Charities have hailed potentially "ground-breaking" plans for Britain to take in vulnerable refugee children who have become separated from their families in Syria and other conflicts, the Government has announced.

Immigration Minister James Brokenshire said the UK would work with the United Nations refugee agency - the UNHCR - to identify "exceptional cases" of unaccompanied children in conflict zones who would benefit from protection in Britain.

At the same time, Britain is to provide additional resources to the European Asylum Support Office to help Greece and Italy identify migrants - including children - who could be re-united with family members elsewhere in Europe, including in the UK.

The Department for International Development (Dfid) is also to establish a new fund of up to £10 million to support vulnerable refugee and migrant children in Europe.

The move follows calls from charities led by Save the Children for Britain to admit at least 3,000 young people who have reached Europe from countries such as Syria and Afghanistan who are judged to be at serious risk from people traffickers.

International Development Secretary Justine Greening confirmed at the weekend that ministers were looking at what more could be done to support unaccompanied children.
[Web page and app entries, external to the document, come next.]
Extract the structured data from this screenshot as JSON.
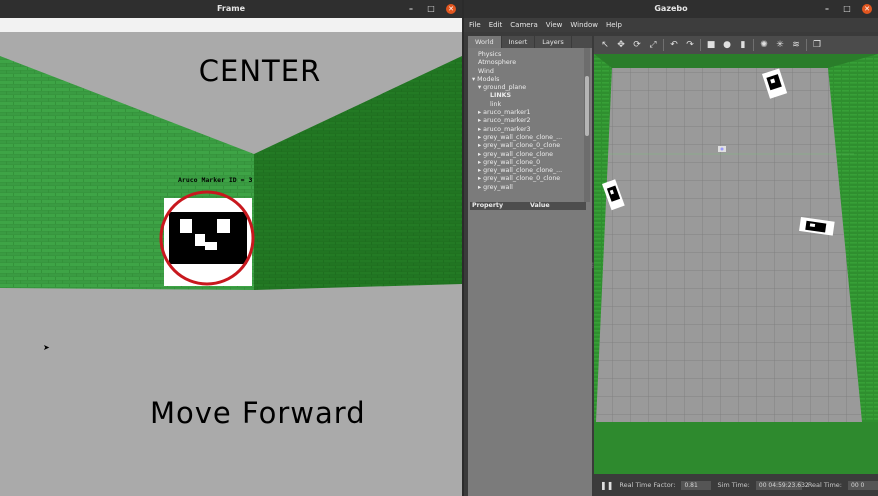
{
  "frame_window": {
    "title": "Frame",
    "center_text": "CENTER",
    "aruco_text": "Aruco Marker ID = 3",
    "move_text": "Move Forward"
  },
  "gazebo_window": {
    "title": "Gazebo",
    "menu": [
      "File",
      "Edit",
      "Camera",
      "View",
      "Window",
      "Help"
    ],
    "tabs": [
      "World",
      "Insert",
      "Layers"
    ],
    "tree": [
      {
        "label": "Physics",
        "indent": 1,
        "arrow": ""
      },
      {
        "label": "Atmosphere",
        "indent": 1,
        "arrow": ""
      },
      {
        "label": "Wind",
        "indent": 1,
        "arrow": ""
      },
      {
        "label": "Models",
        "indent": 0,
        "arrow": "▾"
      },
      {
        "label": "ground_plane",
        "indent": 1,
        "arrow": "▾"
      },
      {
        "label": "LINKS",
        "indent": 3,
        "arrow": ""
      },
      {
        "label": "link",
        "indent": 3,
        "arrow": ""
      },
      {
        "label": "aruco_marker1",
        "indent": 1,
        "arrow": "▸"
      },
      {
        "label": "aruco_marker2",
        "indent": 1,
        "arrow": "▸"
      },
      {
        "label": "aruco_marker3",
        "indent": 1,
        "arrow": "▸"
      },
      {
        "label": "grey_wall_clone_clone_...",
        "indent": 1,
        "arrow": "▸"
      },
      {
        "label": "grey_wall_clone_0_clone",
        "indent": 1,
        "arrow": "▸"
      },
      {
        "label": "grey_wall_clone_clone",
        "indent": 1,
        "arrow": "▸"
      },
      {
        "label": "grey_wall_clone_0",
        "indent": 1,
        "arrow": "▸"
      },
      {
        "label": "grey_wall_clone_clone_...",
        "indent": 1,
        "arrow": "▸"
      },
      {
        "label": "grey_wall_clone_0_clone",
        "indent": 1,
        "arrow": "▸"
      },
      {
        "label": "grey_wall",
        "indent": 1,
        "arrow": "▸"
      }
    ],
    "property_header": [
      "Property",
      "Value"
    ],
    "status": {
      "rtf_label": "Real Time Factor:",
      "rtf_value": "0.81",
      "sim_label": "Sim Time:",
      "sim_value": "00 04:59:23.632",
      "real_label": "Real Time:",
      "real_value": "00 0"
    }
  },
  "colors": {
    "wall_green": "#2f8a2a",
    "wall_green_dark": "#1f6f1f",
    "floor_grey": "#a9a9a9",
    "marker_ring": "#c8181e",
    "gazebo_bg": "#3a3a3a"
  }
}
The Home Office has not put a figure on how many children it expects to accept under the scheme, which is in addition to the programme to re-settle 20,000 vulnerable Syrian refugees by 2020.

Mr Brokenshire made clear, however, that in most cases children were better off remaining in the region they came from so they could be re-united with any surviving family members.

"The crisis in Syria and events in the Middle East, North Africa and beyond has separated a large number of refugee children from their families," Mr Brokenshire said.

"The vast majority are better off staying in the region so they can be reunited with surviving family members. So we have asked the UNHCR to identify the exceptional cases where a child's best interests are served by resettlement to the UK and help us to bring them here."

Kitty Arie of Save the Children also welcomed the announcement and said the measures to help re-unite families in Europe had the potential to help thousands of vulnerable child refugees.

"They face freezing temperatures and the threat of exploitation, trafficking and abuse," she said. "The Government's promise to fast-track family reunification across Europe will help these vulnerable child refugees build a better life alongside their loved ones already here."

Father Simon Cuff of Citizens UK, the charity behind the legal challenge to Government on reuniting unaccompanied minors with their families, said the scheme had the potential to be "truly ground- breaking, a real step forward for the desperate young refugees we have been working with in Calais, Dunkirk and beyond".

Yvette Cooper, who chairs Labour's refugee task force, said it was a "very welcome step forward" but urged ministers to do more to help unaccompanied child refugees in Europe but had no other family there.

"We still need details of how it will work in practice and how many children will be helped," she said. "Just as we did decades ago with the Kindertransport, Britain should do its bit to help vulnerable children again now."

The announcement came after David Cameron was criticised for describing the inhabitants of the camp at Calais as a "bunch of migrants" during heated exchanges with Jeremy Corbyn at Prime Minister's Questions on Wednesday.

The Labour leader - who visited the camp at the weekend - has written to the Prime Minister condemning what he described as his "inflammatory language" on such a sensitive issue.

For Labour, shadow home secretary Andy Burnham said ministers should be doing more to help child refugees in Europe.

"The Government cannot continue to draw the false distinction between refugees in the region and refugees in Europe. Both are desperate and both need our help," he said.

Liberal Democrat leader Tim Farron said: "This is an important step, but it is far from the guarantee these desperate children need and action must follow immediately."